- Set the stage: Introductions and Agenda
- Gather data: Timeline – What significant events happened when?
- Generate insights: Things that went well, went badly, things we learned, novel ideas, and things to thank people for (“bouquets”)
- Action plan: Specific actions to do to improve the process in future – Which ones to actually do – Who will do them – When
- Close: Summarise actions, thanks, bye
The timeline is essential as it reminds everybody of the key events during the project. It includes when key people joined, when people left, the major milestones and/or releases. Whatever. It serves not only as a memory jogger but also an opportunity to vent.
The insights are in some ways a rehash of the timeline but with a focus on good stuff and bad stuff. Typically teams want to keep doing the good stuff and fix some, but not necessarily all, of the bad stuff.
The action plan refines this into specific action points. But most importantly it must include a filtering process to highlight the most important, significant, valuable actions. During a normal retrospective the team decides which of the action points they will implement in the near future. But during Project Closure the team has to decide which actions to recommend that the organisation undertakes, after the project team is gone. It is better to restrict the recommendations to a few key ones rather than everything. The fewer they are, the more likely they will get done.
For larger projects and programmes I recommend getting somebody outside the team to run the review as this is more likely to bring out any tensions between sub-teams. The reviewer will have to run several of the review workshops, more-or-less one for each sub-team. I have, when in the role of reviewer, supplemented the workshops with interviews of key stakeholders and mass questionnaires. Interviews can be formal or just "having coffee". I’m less keen on questionnaires. They have their place but don’t return as rich data as a workshop or other face-to-face interaction will. Questionnaires are also slightly problematic as responses are most likely from people with a chip on their shoulder. All of this material has to collated into a final report. Actually I find two reports to be better – one being a high level summary (often a powerpoint presentation) and leaving the gory details for a document. Where ever possible I quote the words of the participants in the reports to make them more real.
Reviewing Objectives Post-Project
The other type of review happens long after the project team are gone, very much Post Project. Often 3-6 months. The question is, did the project meet the original objectives? Basically go back to the Project Brief (Pre-project) and check that the promised outcomes of the initiative were actually met.
The specific objectives will vary from project to project, but in my field projects are often about delivering a product or significant product enhancement. So the review would focus on the product. Did it meet the business need? Did it achieve the return on investment?
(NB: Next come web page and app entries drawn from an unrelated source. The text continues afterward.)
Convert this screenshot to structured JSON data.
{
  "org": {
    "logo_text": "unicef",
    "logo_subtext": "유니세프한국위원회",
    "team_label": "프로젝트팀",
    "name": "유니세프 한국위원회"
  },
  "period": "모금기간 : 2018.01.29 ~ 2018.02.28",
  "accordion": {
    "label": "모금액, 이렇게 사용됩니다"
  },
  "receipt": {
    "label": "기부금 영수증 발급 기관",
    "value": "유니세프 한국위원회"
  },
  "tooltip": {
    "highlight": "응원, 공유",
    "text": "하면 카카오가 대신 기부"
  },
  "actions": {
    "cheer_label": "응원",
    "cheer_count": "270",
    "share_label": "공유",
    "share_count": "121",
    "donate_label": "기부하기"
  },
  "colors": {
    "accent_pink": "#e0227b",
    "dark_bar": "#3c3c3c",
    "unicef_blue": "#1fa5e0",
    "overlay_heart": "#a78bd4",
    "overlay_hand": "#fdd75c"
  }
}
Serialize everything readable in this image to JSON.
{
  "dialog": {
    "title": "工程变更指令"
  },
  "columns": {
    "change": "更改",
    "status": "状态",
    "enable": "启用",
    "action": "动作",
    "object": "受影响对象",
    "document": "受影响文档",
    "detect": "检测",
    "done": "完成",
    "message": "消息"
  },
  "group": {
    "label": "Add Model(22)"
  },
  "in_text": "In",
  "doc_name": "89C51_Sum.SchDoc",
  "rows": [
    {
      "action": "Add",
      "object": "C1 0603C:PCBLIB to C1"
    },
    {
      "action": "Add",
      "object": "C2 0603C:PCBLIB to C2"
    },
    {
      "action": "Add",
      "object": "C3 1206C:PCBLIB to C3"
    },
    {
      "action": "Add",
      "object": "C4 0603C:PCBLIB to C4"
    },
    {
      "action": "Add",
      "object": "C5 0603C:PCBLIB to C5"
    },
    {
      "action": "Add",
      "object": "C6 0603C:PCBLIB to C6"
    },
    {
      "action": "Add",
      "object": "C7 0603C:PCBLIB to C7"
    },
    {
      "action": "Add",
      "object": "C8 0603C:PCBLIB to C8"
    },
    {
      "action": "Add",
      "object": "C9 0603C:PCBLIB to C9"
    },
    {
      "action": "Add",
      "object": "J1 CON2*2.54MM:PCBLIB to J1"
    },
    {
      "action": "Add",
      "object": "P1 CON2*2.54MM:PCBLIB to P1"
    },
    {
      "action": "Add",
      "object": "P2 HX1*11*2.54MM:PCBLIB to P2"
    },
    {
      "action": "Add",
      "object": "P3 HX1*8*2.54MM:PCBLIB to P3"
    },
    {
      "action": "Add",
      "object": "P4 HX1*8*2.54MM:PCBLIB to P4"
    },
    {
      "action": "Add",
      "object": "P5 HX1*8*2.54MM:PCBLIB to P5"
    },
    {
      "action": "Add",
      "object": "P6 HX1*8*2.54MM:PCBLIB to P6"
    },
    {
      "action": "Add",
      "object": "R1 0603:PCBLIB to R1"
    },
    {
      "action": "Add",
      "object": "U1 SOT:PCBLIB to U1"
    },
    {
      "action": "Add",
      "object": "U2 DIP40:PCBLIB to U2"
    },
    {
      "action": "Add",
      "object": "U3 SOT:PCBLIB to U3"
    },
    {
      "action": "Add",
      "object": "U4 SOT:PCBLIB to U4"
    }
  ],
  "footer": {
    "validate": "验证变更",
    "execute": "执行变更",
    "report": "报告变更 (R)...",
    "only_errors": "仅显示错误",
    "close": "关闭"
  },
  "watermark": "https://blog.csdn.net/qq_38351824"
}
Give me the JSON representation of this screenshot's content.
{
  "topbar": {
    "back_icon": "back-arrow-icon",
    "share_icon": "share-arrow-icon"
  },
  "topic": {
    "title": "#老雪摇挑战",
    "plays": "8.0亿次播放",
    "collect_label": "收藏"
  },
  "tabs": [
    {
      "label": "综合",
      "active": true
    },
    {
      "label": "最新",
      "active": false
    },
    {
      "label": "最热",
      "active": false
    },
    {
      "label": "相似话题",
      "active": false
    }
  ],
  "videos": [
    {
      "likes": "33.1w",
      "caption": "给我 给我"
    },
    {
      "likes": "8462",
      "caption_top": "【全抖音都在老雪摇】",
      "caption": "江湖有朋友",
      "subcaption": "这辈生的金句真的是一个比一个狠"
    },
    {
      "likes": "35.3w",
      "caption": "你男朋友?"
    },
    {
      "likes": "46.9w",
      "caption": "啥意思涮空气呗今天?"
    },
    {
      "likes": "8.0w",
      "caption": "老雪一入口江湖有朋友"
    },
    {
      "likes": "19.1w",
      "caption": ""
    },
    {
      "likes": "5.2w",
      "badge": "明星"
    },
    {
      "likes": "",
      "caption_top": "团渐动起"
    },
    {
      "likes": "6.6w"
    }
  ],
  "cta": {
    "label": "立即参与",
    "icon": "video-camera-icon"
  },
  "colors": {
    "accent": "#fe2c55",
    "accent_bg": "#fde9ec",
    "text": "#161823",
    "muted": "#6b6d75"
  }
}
If a web based product, did it it get the target reach? The Product Owner is responsible for organising the review and accountable for the results.
As I mentioned in Pre-project, Marty Cagan of the Silicon Valley Product Group suggests we provide good answers to nine questions before pursuing an opportunity. These questios define both the objectives and the constraints of the project so it is worth reviewing how things panned out in reality. The nine questions of the Opportunity Assessment are:
- Exactly what problem will this solve? (value proposition)
- For whom do we solve that problem? (target market)
- How will we measure success? (business metrics)
- What alternatives are out there? (competitive landscape)
- Why we are best suited to pursue this? (our differentiator)
- Why now? (market window)
- How will we deploy this? (gentle deployment strategy)
- What is the preliminary estimated cost? (small/medium/large)
- What factors are critical to success? (solution requirements)
Programmes focus more on the delivery of organisational benefits so that is what the review will concentrate on. Was the savings target realised? Was productivity increased? Are people collaborating more? What ever.
I used Steven’s workshop approach recently to drive out lessons learnt from a project as part of a PIR. Having not been involved in the project, and with most of the team having left the BBC, this approach was invaluable. The timeline in particular helped to both refresh memories, and focussed discussion really well. I will definately be using this again.